Sri Lanka as the state party has also failed to implement any of the recommendations made by the CAT Committee on November 23, 2005 (CAT/C LKA /CO/1/CRP.2). The Committee recommended to strengthen the Human Rights Commission of Sri Lanka, to appoint under the Constitution the National Police Commission and also to establish a public complaints procedure as required by the Constitution, that effective measures to ensure the fundamental safeguards for persons detained by the police are respected including the right to habeas corpus, the right to inform a relative, access to a lawyer or a doctor of their own choice and the provision of information about their rights; bring domestic legislation to implement the principle of non-refoulment in terms of article 3 of the convention; ensure that acts of torture become subject to jurisdiction in Sri Lanka even regarding non Sri Lankan citizens who have committed torture outside Sri Lanka but are present in the territory of Sri Lanka; allow independent human rights monitors including HRCSL full access to places of detention including police barracks without prior notice and set up a national system of review on the basis of such monitors; cause prompt and impartial and exhaustive investigations into all allegations of violations of torture, ill treatment and disappearances committed by law enforcement officers, particularly by the police; prosecute offenders without impunity; ensure that procedures are in place to monitor the behaviour of law enforcement officials and promptly and impartially all allegations of torture and ill treatment including sexual violence with a view to prosecuting those responsible; take necessary measures to ensure that justice is not delayed; take effective steps to ensure that all persons reporting acts of torture or ill treatment are protected from intimidation and reprisals in making such reports; provide programmes for witness and victim protection; establish a reparation programme including treatment of trauma and other forms of rehabilitation; take necessary action in a comprehensive manner and to the extent possible in the circumstances to prevent abduction and military recruitment of children by the LTTE.

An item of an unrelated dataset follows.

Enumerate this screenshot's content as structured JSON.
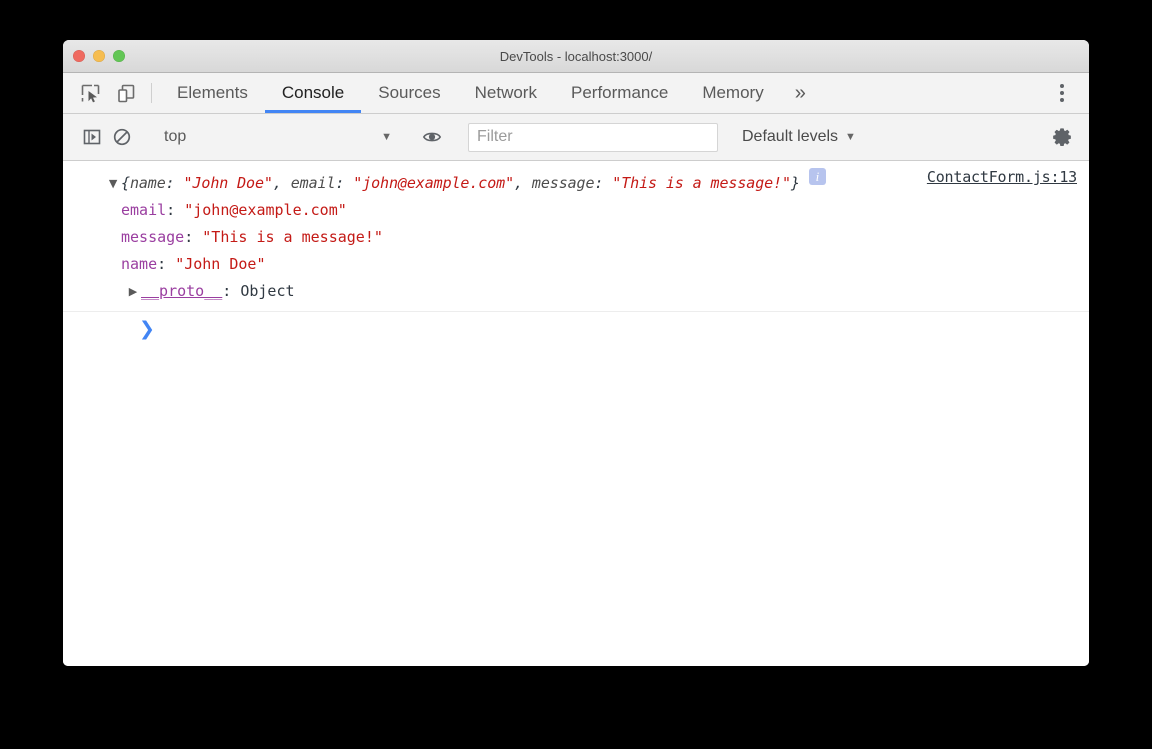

None of these recommendations have been implemented by the state party.6.
The failure of state party to respect its international obligations and also the failure to implement the Human Rights Committees views and recommendations of UN human rights bodies has placed the citizens in an extremely helpless situation. It is commonly admitted even by the state authorities that the rule of law situation is at its lowest ebb at the moment. Extreme forms of torture including death in police, military and prison conditions are a frequent feature in all parts of the country. In the north and east there are massive acts of violence done by the agencies of the state, the LTTE and other militant groups which the UN High Commissioner for Human Rights and the UN Rapporteur against Disappearances have described as gross abuses of human rights. What is worse is that there are no effective authorities to ensure that people have access to institutions to make complaints and/or to have them investigated. As for the monitoring of human rights there is a near total absence of it. Due to the failure to appoint the Constitutional Council the commissioners who lead several leading monitoring bodies cannot be appointed in conformity with the Constitution. As such there is almost complete impunity due to the lack of investigations and this situation encourages further violations of human rights.7.
The UN High Commissioner for Human Rights, the Rapporteur for extrajudicial killings, Amnesty International, Human Rights Watch, the International Commission of Jurists and the Asian Human Rights Commission and several human rights watchdogs have called for a UN mission for the monitoring of human rights.